The CREATE Project
The CREATE Project is an arts-based intervention designed to help our community become free of child-trauma, abuse and neglect, and to become a place where children can grow to their highest potential. The need for such a project is great. Chautauqua County has the 8th highest rate of child-abuse in New York State. In the County, 2000 children are affected by abuse and neglect annually. Child abuse and neglect are taboo topics. Lack of awareness and understanding concerning the psychological, social, historical and cultural roots of child-abuse and neglect contribute to its multi-generational transmission. A patchwork of services makes community consensus difficult to achieve. Our project aims to channel the various patch-work of services available for improving this situation into a relevant and effective arts-based program.
The CREATE Project does not replicate existing child-abuse prevention efforts provided by such respected agencies as CAP (Child Advocacy Program), CASA (Court Appointed Special Advocate Program), CASAC (Chautauqua Alcohol and Substance Abuse Council) or Head Start. CAP and CASA provide their services for parents who have been mandated by the courts to participate. CAP also makes available outreach to the community to participate in a classroom setting to learn specifics of child abuse topics. CASAC delivers information through workshops and counseling on issues related to substance abuse.
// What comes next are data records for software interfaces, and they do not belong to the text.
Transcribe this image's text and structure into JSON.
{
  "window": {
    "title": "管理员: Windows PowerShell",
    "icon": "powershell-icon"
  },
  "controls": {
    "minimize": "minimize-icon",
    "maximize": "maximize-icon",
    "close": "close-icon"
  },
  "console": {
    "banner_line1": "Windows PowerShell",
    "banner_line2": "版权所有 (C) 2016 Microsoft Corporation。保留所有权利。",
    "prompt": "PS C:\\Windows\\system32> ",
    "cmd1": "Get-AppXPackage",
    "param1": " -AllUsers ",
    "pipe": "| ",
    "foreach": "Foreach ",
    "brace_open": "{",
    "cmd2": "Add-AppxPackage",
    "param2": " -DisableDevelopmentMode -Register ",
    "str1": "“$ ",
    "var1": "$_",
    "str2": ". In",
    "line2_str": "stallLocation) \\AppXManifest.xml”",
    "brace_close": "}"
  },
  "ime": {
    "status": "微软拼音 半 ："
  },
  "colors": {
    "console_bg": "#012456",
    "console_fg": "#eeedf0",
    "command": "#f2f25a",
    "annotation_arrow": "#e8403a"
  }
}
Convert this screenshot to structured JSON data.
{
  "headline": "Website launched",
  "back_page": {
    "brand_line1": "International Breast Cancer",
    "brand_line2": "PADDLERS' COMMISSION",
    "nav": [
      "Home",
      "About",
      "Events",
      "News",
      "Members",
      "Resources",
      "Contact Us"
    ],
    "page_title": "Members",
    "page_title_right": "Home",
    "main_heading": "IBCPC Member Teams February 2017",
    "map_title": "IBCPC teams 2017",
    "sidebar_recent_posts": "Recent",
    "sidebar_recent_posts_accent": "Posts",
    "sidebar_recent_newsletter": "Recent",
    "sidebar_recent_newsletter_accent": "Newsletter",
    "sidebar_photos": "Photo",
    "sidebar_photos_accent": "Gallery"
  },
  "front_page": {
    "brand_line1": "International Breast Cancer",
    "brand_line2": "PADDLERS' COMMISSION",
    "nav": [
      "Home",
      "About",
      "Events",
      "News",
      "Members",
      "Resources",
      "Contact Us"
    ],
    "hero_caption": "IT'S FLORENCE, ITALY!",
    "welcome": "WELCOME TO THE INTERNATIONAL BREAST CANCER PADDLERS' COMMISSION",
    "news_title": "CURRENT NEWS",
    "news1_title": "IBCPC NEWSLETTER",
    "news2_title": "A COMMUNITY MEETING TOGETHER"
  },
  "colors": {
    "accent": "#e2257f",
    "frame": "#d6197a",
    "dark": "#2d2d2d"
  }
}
Head Start offers some parent coaching for parents of children who attend their pre-school program.
While agency-based programs are invaluable and address specific aspects of child abuse, the CREATE Project’s unique design tackles this family and culture-based problem through a family and culture-based solution. The CREATE Project, a grassroots initiative, fills a gap and reaches into the heart of the community. The program makes healing and positive parenting practices fun, personally relevant, and highly accessible. Through “Share Sessions,” adult and youth community participants learn arts and traditional arts practices that have been integrated with positive child-rearing approaches. Equipped with recognized training for child abuse, neglect and trauma prevention, Share Session facilitators (tradition-bearers and artists) share their skills and positive practices relating to children. In the program, the artists, musicians, and local tradition-bearers pass on their folkways and arts skills to all generations at local gathering places. In this way, The CREATE Project complements and enhances agency efforts.
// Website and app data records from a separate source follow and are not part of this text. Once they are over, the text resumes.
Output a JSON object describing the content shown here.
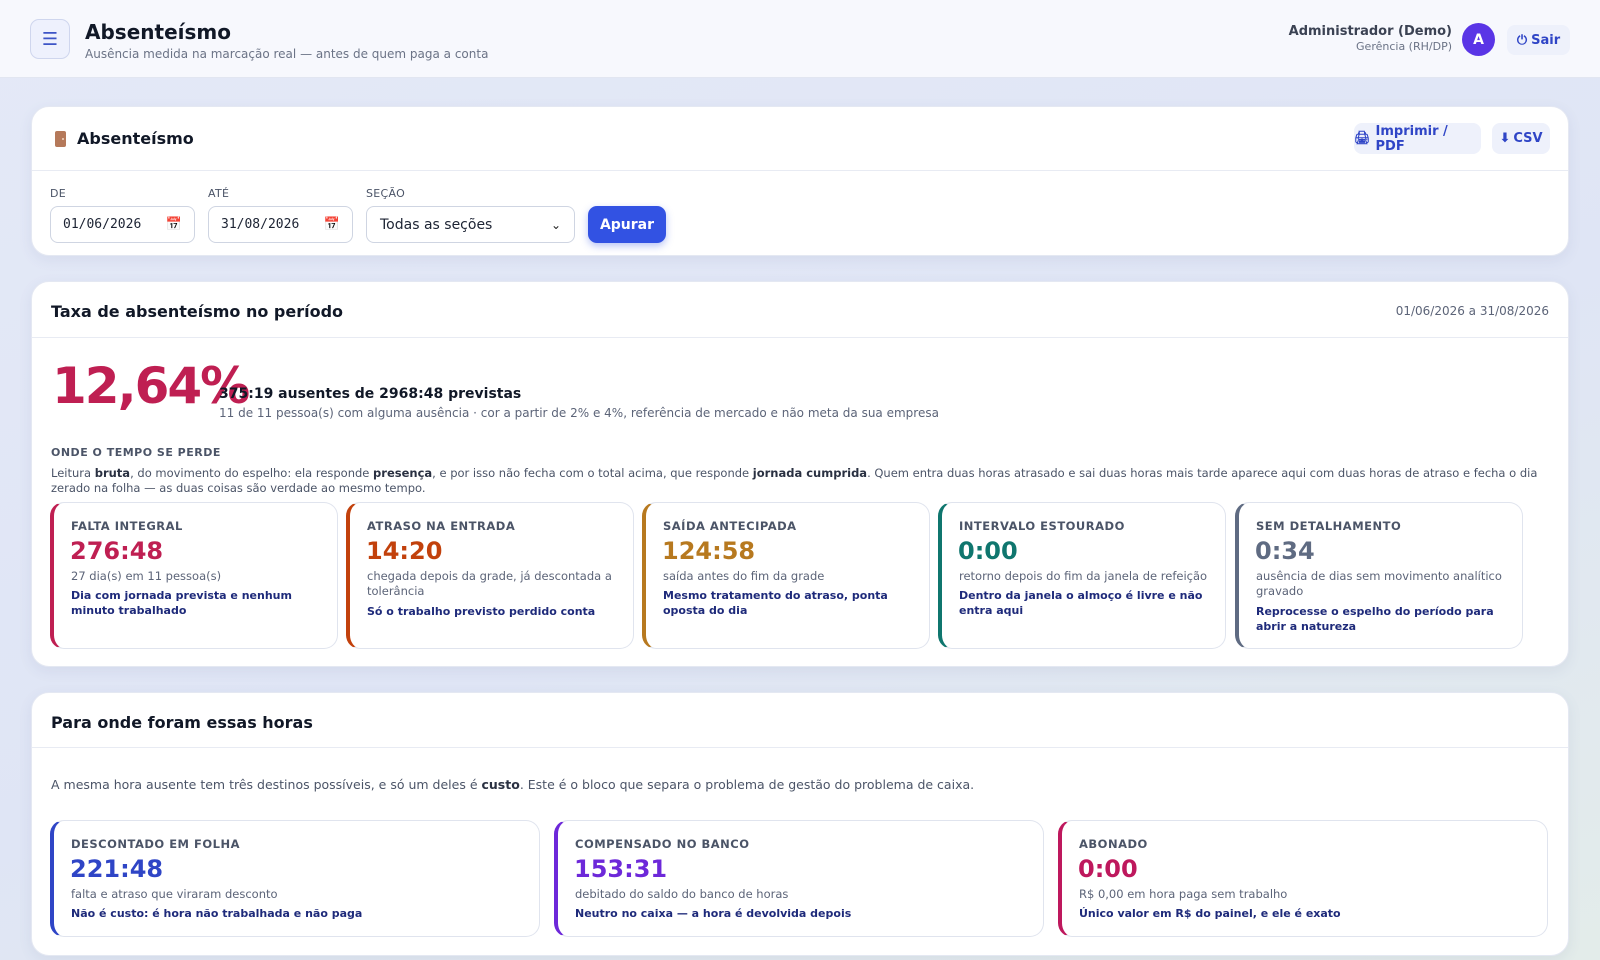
{
  "header": {
    "menu_icon": "hamburger-icon",
    "title": "Absenteísmo",
    "subtitle": "Ausência medida na marcação real — antes de quem paga a conta",
    "user_name": "Administrador (Demo)",
    "user_role": "Gerência (RH/DP)",
    "avatar_letter": "A",
    "logout_label": "Sair",
    "logout_icon": "power-icon"
  },
  "filter": {
    "title": "Absenteísmo",
    "title_icon": "door-icon",
    "print_label": "Imprimir / PDF",
    "print_icon": "printer-icon",
    "csv_label": "CSV",
    "csv_icon": "download-icon",
    "from_label": "DE",
    "from_value": "01/06/2026",
    "to_label": "ATÉ",
    "to_value": "31/08/2026",
    "section_label": "SEÇÃO",
    "section_value": "Todas as seções",
    "apply_label": "Apurar"
  },
  "rate": {
    "title": "Taxa de absenteísmo no período",
    "period": "01/06/2026 a 31/08/2026",
    "rate_value": "12,64%",
    "summary": "375:19 ausentes de 2968:48 previstas",
    "note": "11 de 11 pessoa(s) com alguma ausência · cor a partir de 2% e 4%, referência de mercado e não meta da sua empresa",
    "kicker": "ONDE O TEMPO SE PERDE",
    "desc_parts": [
      "Leitura ",
      "bruta",
      ", do movimento do espelho: ela responde ",
      "presença",
      ", e por isso não fecha com o total acima, que responde ",
      "jornada cumprida",
      ". Quem entra duas horas atrasado e sai duas horas mais tarde aparece aqui com duas horas de atraso e fecha o dia zerado na folha — as duas coisas são verdade ao mesmo tempo."
    ],
    "metrics": [
      {
        "label": "FALTA INTEGRAL",
        "value": "276:48",
        "desc": "27 dia(s) em 11 pessoa(s)",
        "note": "Dia com jornada prevista e nenhum minuto trabalhado",
        "color": "#bf1f52"
      },
      {
        "label": "ATRASO NA ENTRADA",
        "value": "14:20",
        "desc": "chegada depois da grade, já descontada a tolerância",
        "note": "Só o trabalho previsto perdido conta",
        "color": "#c2410c"
      },
      {
        "label": "SAÍDA ANTECIPADA",
        "value": "124:58",
        "desc": "saída antes do fim da grade",
        "note": "Mesmo tratamento do atraso, ponta oposta do dia",
        "color": "#b7791f"
      },
      {
        "label": "INTERVALO ESTOURADO",
        "value": "0:00",
        "desc": "retorno depois do fim da janela de refeição",
        "note": "Dentro da janela o almoço é livre e não entra aqui",
        "color": "#0f766e"
      },
      {
        "label": "SEM DETALHAMENTO",
        "value": "0:34",
        "desc": "ausência de dias sem movimento analítico gravado",
        "note": "Reprocesse o espelho do período para abrir a natureza",
        "color": "#5f6b82"
      }
    ]
  },
  "destinations": {
    "title": "Para onde foram essas horas",
    "desc_parts": [
      "A mesma hora ausente tem três destinos possíveis, e só um deles é ",
      "custo",
      ". Este é o bloco que separa o problema de gestão do problema de caixa."
    ],
    "metrics": [
      {
        "label": "DESCONTADO EM FOLHA",
        "value": "221:48",
        "desc": "falta e atraso que viraram desconto",
        "note": "Não é custo: é hora não trabalhada e não paga",
        "color": "#2f45c6"
      },
      {
        "label": "COMPENSADO NO BANCO",
        "value": "153:31",
        "desc": "debitado do saldo do banco de horas",
        "note": "Neutro no caixa — a hora é devolvida depois",
        "color": "#6d28d9"
      },
      {
        "label": "ABONADO",
        "value": "0:00",
        "desc": "R$ 0,00 em hora paga sem trabalho",
        "note": "Único valor em R$ do painel, e ele é exato",
        "color": "#be185d"
      }
    ]
  }
}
Community interaction and continuity supports families. By integrating the arts, music, interpersonal and relationship skill building, food, and fun in community gatherings, the CREATE Project hopes to strengthen families. Internationally recognized psychiatrist Dr. Bruce Perry has found remarkable healing effects of the arts on young children in trauma. Participating in art, music, movement, and storytelling activities not only develops language, mathematics, science, and social skills, but these activities also strengthen the synapses between brain cells. These synapses grow stronger through active participation in the arts. For example, neuroscientists feel that the combined arts used in rhythmic movement activities (words and music) can help the young brain develop to its fullest capacity. Research has revealed that the arts, experienced in a nurturing social environment, can help heal trauma, enhance family functioning and be applied to everyday family life. Dr. Perry has stated, “The more healthy relationships a child has, the more likely he will be to recover from trauma and thrive. Relationships are the agents of change and the most powerful therapy is human love.” Perry is a member of the CREATE Project Advisory Board.
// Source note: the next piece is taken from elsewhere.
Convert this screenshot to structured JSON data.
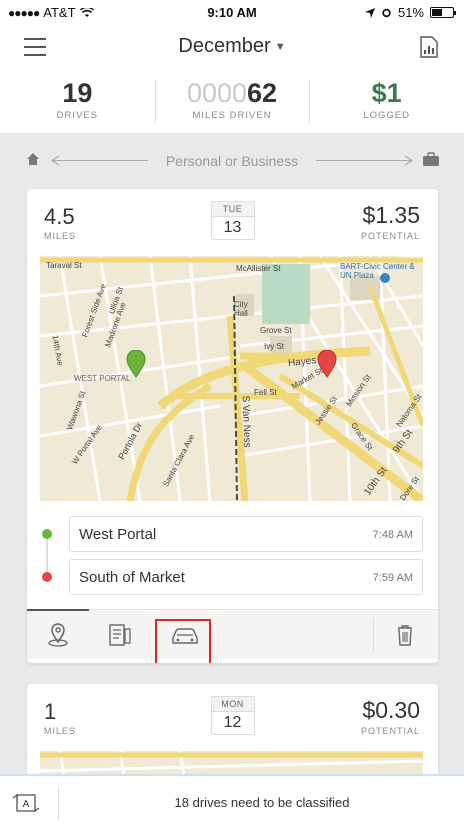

Learn more about the CREATE Project at its website: www.create-project.com. To see the program video or to make a donation, please visit: gofundme.com/create-project.